Environmentalists made ample use of their access to Mrs. Whitman and the task force's environmental coordinator, Lorie Schmidt, to voice their disagreement with energy-industry groups lobbying for looser environmental regulation, the documents show.
No group weighed in with the EPA more than the Natural Resources Defense Council, the lead environmental group suing for release of documents showing who influenced executive deliberations about the energy plan.
The NRDC pressured the administration to maintain the tough enforcement posture aimed at forcing utilities with aging coal-fired power plants to switch to natural gas, which the EPA had adopted in the last two years of the Clinton administration. Those utilities supply about half the nation's electricity.
Natural gas is many times more expensive than coal, and building plants creates large costs that must be passed on to utility customers. But environmentalists prefer natural gas because it emits fewer pollutants and less carbon dioxide a greenhouse gas than coal does.
At the time President Bush took office, spot shortages of electricity in California and soaring demand for natural gas had driven power and gas prices, including home-heating bills, to record highs. The energy crisis also had forced the shutdown of aluminum and glass factories and fertilizer and chemical plants and created other hardships for businesses and consumers.
The torrent of consumer and worker complaints to the White House, seen in the documents, prompted the administration to pledge early on to diversify energy sources and not rely too heavily on natural gas.
But the NRDC fought hard to maintain the Clinton strategy. John D. Walke, a former EPA staffer who left the agency to become the director of NRDC's clean-air project, sent Miss Schmidt an e-mail on May 2 citing news reports of industry attempts to halt the EPA's tough enforcement campaign and presented detailed arguments against it.
On May 8, he sent another e-mail to Miss Schmidt, transmitting the NRDC's letter to President Bush urging him not to change the enforcement policy. NRDC staffer Nancy Stoner also transmitted the group's press release to EPA staff.
Meanwhile, petroleum refiners were blaming the tough enforcement posture aimed at aging refineries, as well as power plants in part for creating the shortages of gasoline that drove prices to more than $2 a gallon in Chicago in the summer of 2000.
The refiners said in memos to the Energy Department that they had been unable to expand their capacity to make gasoline since the EPA launched lawsuits against most of them in 1998.
Citing those concerns, Sens. James M. Inhofe, Oklahoma Republican, and John B. Breaux, Louisiana Democrat, wrote Vice President Richard B. Cheney on March 23, urging him to temporarily halt and review the enforcement campaign. Their recommendation was in the energy plan.
The documents show that another environmentalist had inside access to the EPA and lobbied fervently against the energy plan on the grounds that it would increase carbon dioxide from fossil-fuel burning and cause global warming.
Jeremy Symons, a former EPA staffer on the energy task force, left to join the National Wildlife Federation in the spring of 2001. He used his inside knowledge to write a pamphlet against the energy plan and transmitted it to EPA staffers days before the plan was released May 17.
Mr. Symons appeared to have a warm relationship with Miss Schmidt, perhaps from working with her on the task force. In one e-mail dated May 10, he transmitted a news story about Republican centrists in Congress venting their frustration to Mr. Cheney over the administration's environmental decisions.
Miss Schmidt's reply thanked Mr. Symons and added: "Glad to know there are some R's looking out for us."

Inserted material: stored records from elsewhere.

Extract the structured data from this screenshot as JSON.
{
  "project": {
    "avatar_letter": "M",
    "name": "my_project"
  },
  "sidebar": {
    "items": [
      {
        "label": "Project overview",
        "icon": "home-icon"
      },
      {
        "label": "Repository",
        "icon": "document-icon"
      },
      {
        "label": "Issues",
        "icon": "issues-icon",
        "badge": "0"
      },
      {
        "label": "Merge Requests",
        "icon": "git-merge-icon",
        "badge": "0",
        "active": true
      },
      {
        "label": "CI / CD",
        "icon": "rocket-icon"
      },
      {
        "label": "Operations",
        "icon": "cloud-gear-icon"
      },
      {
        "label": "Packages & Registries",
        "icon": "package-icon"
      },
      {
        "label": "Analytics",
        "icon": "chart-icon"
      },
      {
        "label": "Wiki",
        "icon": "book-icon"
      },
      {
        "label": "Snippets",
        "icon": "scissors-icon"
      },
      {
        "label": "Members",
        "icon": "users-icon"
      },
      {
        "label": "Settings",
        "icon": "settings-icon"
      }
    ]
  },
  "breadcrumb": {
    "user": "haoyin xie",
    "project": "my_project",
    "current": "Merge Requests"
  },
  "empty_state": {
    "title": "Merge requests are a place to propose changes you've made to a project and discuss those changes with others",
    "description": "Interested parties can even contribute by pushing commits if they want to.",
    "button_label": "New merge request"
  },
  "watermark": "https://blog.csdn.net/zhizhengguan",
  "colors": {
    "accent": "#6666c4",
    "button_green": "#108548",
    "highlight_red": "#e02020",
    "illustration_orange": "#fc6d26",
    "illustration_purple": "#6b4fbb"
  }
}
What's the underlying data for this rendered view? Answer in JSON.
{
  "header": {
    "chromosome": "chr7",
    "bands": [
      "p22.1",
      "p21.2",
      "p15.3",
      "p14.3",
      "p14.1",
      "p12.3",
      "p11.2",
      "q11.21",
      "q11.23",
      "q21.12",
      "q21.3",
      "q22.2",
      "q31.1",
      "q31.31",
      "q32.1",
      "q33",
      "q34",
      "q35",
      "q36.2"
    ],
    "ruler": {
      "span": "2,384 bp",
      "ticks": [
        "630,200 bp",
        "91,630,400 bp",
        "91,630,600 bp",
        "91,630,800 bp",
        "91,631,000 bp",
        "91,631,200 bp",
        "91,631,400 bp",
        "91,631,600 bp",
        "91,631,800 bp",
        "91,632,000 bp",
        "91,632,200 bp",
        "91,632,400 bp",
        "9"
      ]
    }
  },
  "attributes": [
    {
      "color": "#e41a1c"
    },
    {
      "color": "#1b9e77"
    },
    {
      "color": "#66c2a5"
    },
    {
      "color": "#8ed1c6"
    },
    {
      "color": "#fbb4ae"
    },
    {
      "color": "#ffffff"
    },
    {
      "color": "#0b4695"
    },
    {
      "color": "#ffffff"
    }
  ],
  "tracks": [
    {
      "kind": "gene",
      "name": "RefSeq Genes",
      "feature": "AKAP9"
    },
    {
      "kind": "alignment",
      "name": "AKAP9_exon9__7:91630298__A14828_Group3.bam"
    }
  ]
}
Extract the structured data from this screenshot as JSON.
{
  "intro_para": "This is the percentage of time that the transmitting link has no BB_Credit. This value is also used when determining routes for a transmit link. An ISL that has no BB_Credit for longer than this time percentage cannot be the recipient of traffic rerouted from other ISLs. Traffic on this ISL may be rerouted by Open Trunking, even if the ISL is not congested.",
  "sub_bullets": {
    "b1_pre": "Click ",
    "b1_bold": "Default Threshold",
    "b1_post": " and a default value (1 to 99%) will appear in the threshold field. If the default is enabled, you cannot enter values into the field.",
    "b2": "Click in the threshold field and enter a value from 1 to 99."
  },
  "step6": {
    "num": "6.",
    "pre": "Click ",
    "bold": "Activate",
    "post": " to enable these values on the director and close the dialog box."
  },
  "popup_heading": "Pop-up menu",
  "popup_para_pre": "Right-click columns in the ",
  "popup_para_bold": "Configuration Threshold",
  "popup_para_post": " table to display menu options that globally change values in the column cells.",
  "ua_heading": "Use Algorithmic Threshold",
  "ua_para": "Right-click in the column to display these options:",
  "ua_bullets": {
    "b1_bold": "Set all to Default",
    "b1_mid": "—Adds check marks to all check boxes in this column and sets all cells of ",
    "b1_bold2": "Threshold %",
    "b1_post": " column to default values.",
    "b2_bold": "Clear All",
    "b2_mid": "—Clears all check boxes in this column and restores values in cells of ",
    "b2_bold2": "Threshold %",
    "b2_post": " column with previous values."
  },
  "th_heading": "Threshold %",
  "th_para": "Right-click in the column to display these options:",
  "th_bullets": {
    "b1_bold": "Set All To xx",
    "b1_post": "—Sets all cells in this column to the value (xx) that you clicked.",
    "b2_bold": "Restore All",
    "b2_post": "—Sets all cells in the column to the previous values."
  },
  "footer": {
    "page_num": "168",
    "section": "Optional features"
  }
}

Copyright © 2019 The Washington Times, LLC. Click here for reprint permission.

The Washington Times Comment Policy

The Washington Times welcomes your comments on Spot.im, our third-party provider. Please read our Comment Policy before commenting.


Click to Read More and View Comments

Click to Hide